:: Problem details ::
When the string "name" occurs in a line of the records, show that line.

Page and application data records
-------
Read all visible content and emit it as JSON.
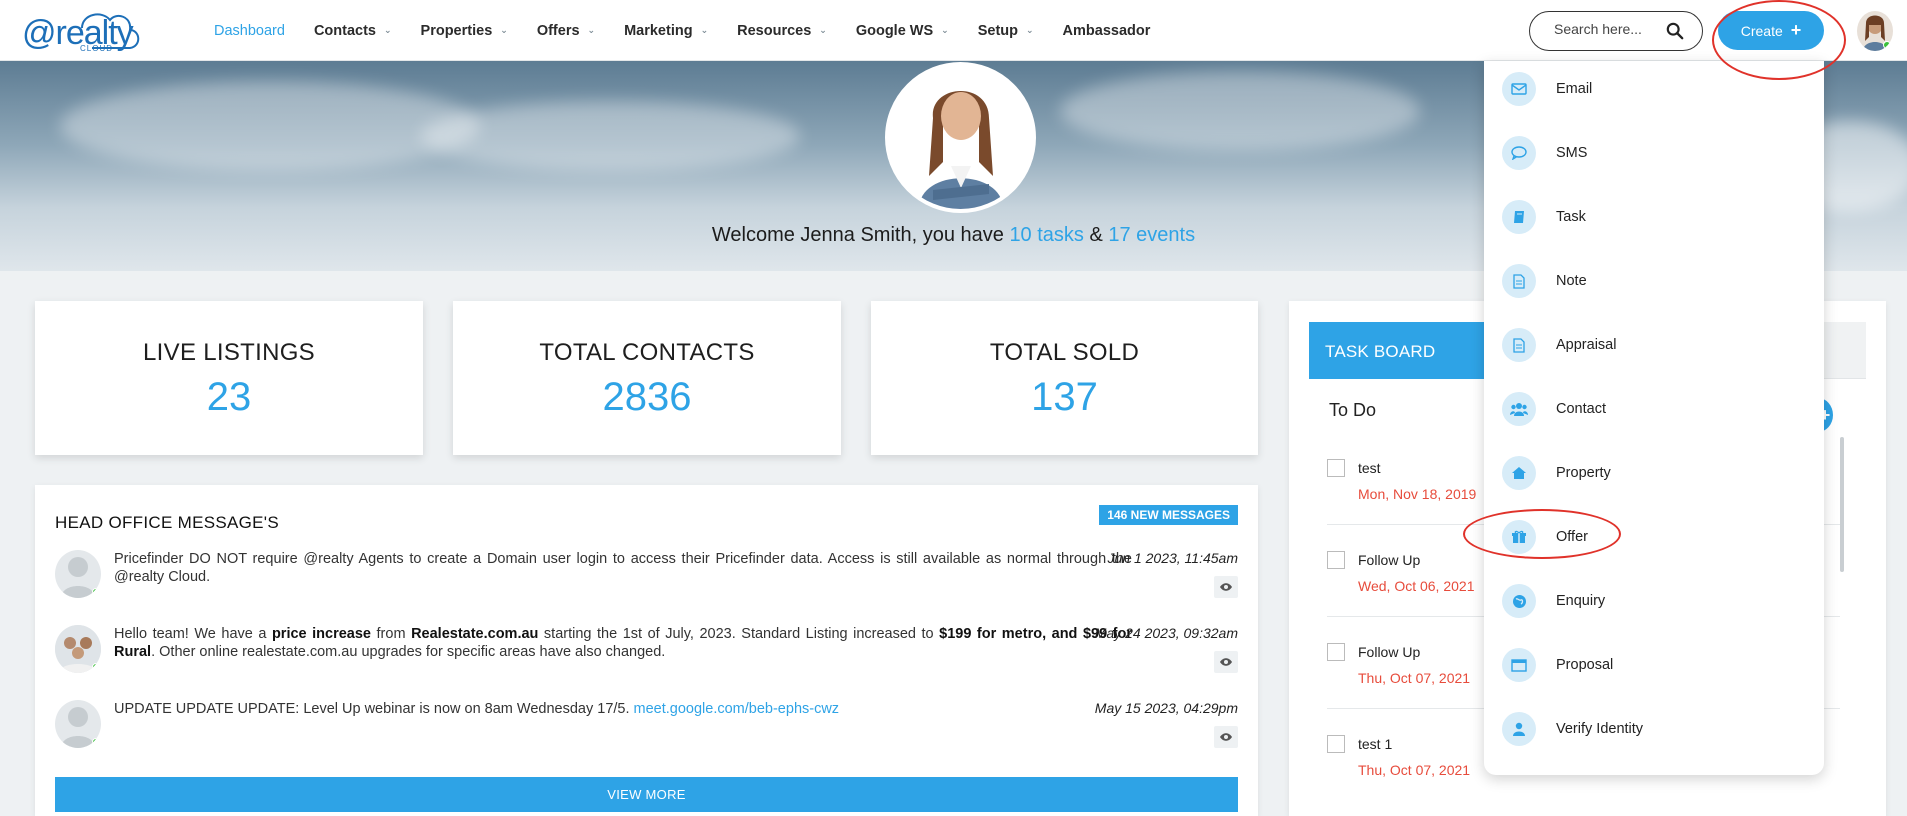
{
  "brand": {
    "name": "@realty",
    "sub": "CLOUD"
  },
  "nav": {
    "items": [
      {
        "label": "Dashboard",
        "active": true,
        "dropdown": false
      },
      {
        "label": "Contacts",
        "dropdown": true
      },
      {
        "label": "Properties",
        "dropdown": true
      },
      {
        "label": "Offers",
        "dropdown": true
      },
      {
        "label": "Marketing",
        "dropdown": true
      },
      {
        "label": "Resources",
        "dropdown": true
      },
      {
        "label": "Google WS",
        "dropdown": true
      },
      {
        "label": "Setup",
        "dropdown": true
      },
      {
        "label": "Ambassador",
        "dropdown": false
      }
    ],
    "search_placeholder": "Search here...",
    "create_label": "Create"
  },
  "hero": {
    "welcome_prefix": "Welcome Jenna Smith, you have ",
    "tasks": "10 tasks",
    "amp": " & ",
    "events": "17 events"
  },
  "stats": [
    {
      "label": "LIVE LISTINGS",
      "value": "23"
    },
    {
      "label": "TOTAL CONTACTS",
      "value": "2836"
    },
    {
      "label": "TOTAL SOLD",
      "value": "137"
    }
  ],
  "messages": {
    "title": "HEAD OFFICE MESSAGE'S",
    "badge": "146 NEW MESSAGES",
    "view_more": "VIEW MORE",
    "items": [
      {
        "text": "Pricefinder DO NOT require @realty Agents to create a Domain user login to access their Pricefinder data. Access is still available as normal through the @realty Cloud.",
        "date": "Jun 1 2023, 11:45am"
      },
      {
        "parts": [
          "Hello team! We have a ",
          "price increase",
          " from ",
          "Realestate.com.au",
          " starting the 1st of July, 2023. Standard Listing increased to ",
          "$199 for metro, and $99 for Rural",
          ". Other online realestate.com.au upgrades for specific areas have also changed."
        ],
        "date": "May 24 2023, 09:32am"
      },
      {
        "text": "UPDATE UPDATE UPDATE: Level Up webinar is now on 8am Wednesday 17/5. ",
        "link": "meet.google.com/beb-ephs-cwz",
        "date": "May 15 2023, 04:29pm"
      }
    ]
  },
  "taskboard": {
    "tab": "TASK BOARD",
    "column": "To Do",
    "tasks": [
      {
        "name": "test",
        "due": "Mon, Nov 18, 2019"
      },
      {
        "name": "Follow Up",
        "due": "Wed, Oct 06, 2021"
      },
      {
        "name": "Follow Up",
        "due": "Thu, Oct 07, 2021"
      },
      {
        "name": "test 1",
        "due": "Thu, Oct 07, 2021"
      }
    ]
  },
  "create_menu": {
    "items": [
      {
        "label": "Email",
        "icon": "envelope-icon"
      },
      {
        "label": "SMS",
        "icon": "chat-bubble-icon"
      },
      {
        "label": "Task",
        "icon": "book-icon"
      },
      {
        "label": "Note",
        "icon": "document-icon"
      },
      {
        "label": "Appraisal",
        "icon": "document-icon"
      },
      {
        "label": "Contact",
        "icon": "users-icon"
      },
      {
        "label": "Property",
        "icon": "home-icon"
      },
      {
        "label": "Offer",
        "icon": "gift-icon"
      },
      {
        "label": "Enquiry",
        "icon": "globe-icon"
      },
      {
        "label": "Proposal",
        "icon": "browser-icon"
      },
      {
        "label": "Verify Identity",
        "icon": "user-icon"
      }
    ]
  },
  "colors": {
    "accent": "#2ea3e6",
    "due": "#e74c3c",
    "annotation": "#e0322a",
    "online": "#3bc13b"
  }
}
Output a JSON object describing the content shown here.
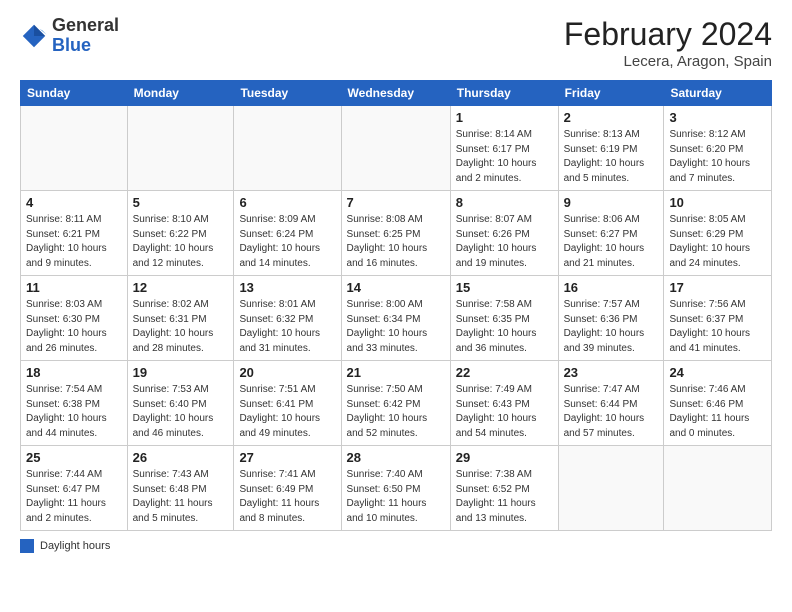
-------
:: Response area ::
    "name": "@realty",
        "name": "test",
        "name": "Follow Up",
        "name": "Follow Up",
        "name": "test 1",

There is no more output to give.